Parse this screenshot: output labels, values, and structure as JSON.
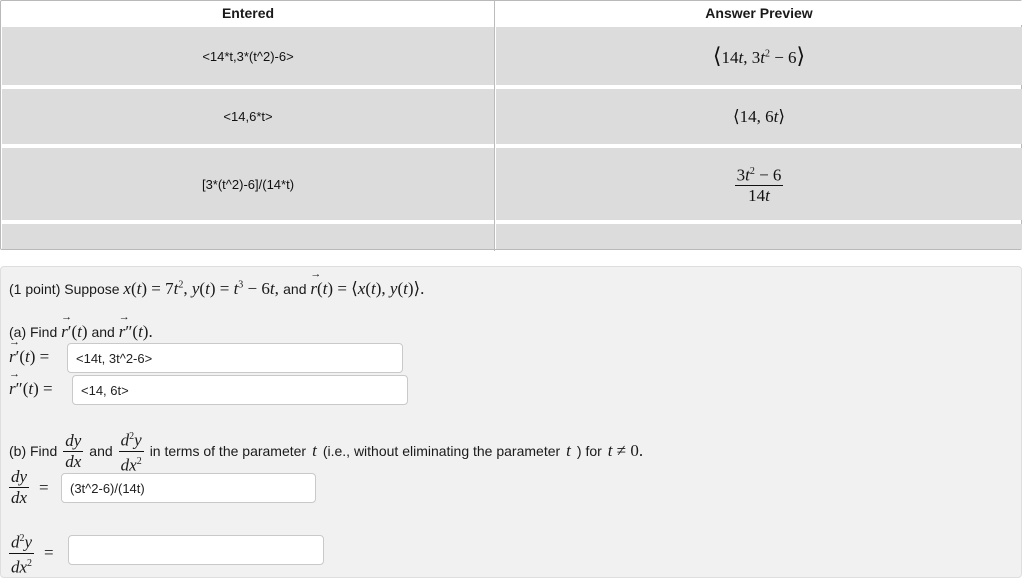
{
  "results": {
    "headers": {
      "entered": "Entered",
      "preview": "Answer Preview"
    },
    "rows": [
      {
        "entered": "<14*t,3*(t^2)-6>"
      },
      {
        "entered": "<14,6*t>"
      },
      {
        "entered": "[3*(t^2)-6]/(14*t)"
      },
      {
        "entered": ""
      }
    ]
  },
  "problem": {
    "points": "(1 point) Suppose",
    "and_word": "and",
    "part_a": {
      "label": "(a) Find",
      "and": "and",
      "r_prime_value": "<14t, 3t^2-6>",
      "r_double_prime_value": "<14, 6t>"
    },
    "part_b": {
      "label": "(b) Find",
      "and": "and",
      "terms_text": "in terms of the parameter",
      "ie_text": "(i.e., without eliminating the parameter",
      "for_text": ") for",
      "dydx_value": "(3t^2-6)/(14t)",
      "d2ydx2_value": ""
    }
  }
}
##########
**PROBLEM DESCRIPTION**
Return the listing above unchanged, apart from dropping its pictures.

**RESULT FOR THIS EXERCISE**
Parse this screenshot: output labels, values, and structure as JSON.
{
  "results": {
    "headers": {
      "entered": "Entered",
      "preview": "Answer Preview"
    },
    "rows": [
      {
        "entered": "<14*t,3*(t^2)-6>"
      },
      {
        "entered": "<14,6*t>"
      },
      {
        "entered": "[3*(t^2)-6]/(14*t)"
      },
      {
        "entered": ""
      }
    ]
  },
  "problem": {
    "points": "(1 point) Suppose",
    "and_word": "and",
    "part_a": {
      "label": "(a) Find",
      "and": "and",
      "r_prime_value": "<14t, 3t^2-6>",
      "r_double_prime_value": "<14, 6t>"
    },
    "part_b": {
      "label": "(b) Find",
      "and": "and",
      "terms_text": "in terms of the parameter",
      "ie_text": "(i.e., without eliminating the parameter",
      "for_text": ") for",
      "dydx_value": "(3t^2-6)/(14t)",
      "d2ydx2_value": ""
    }
  }
}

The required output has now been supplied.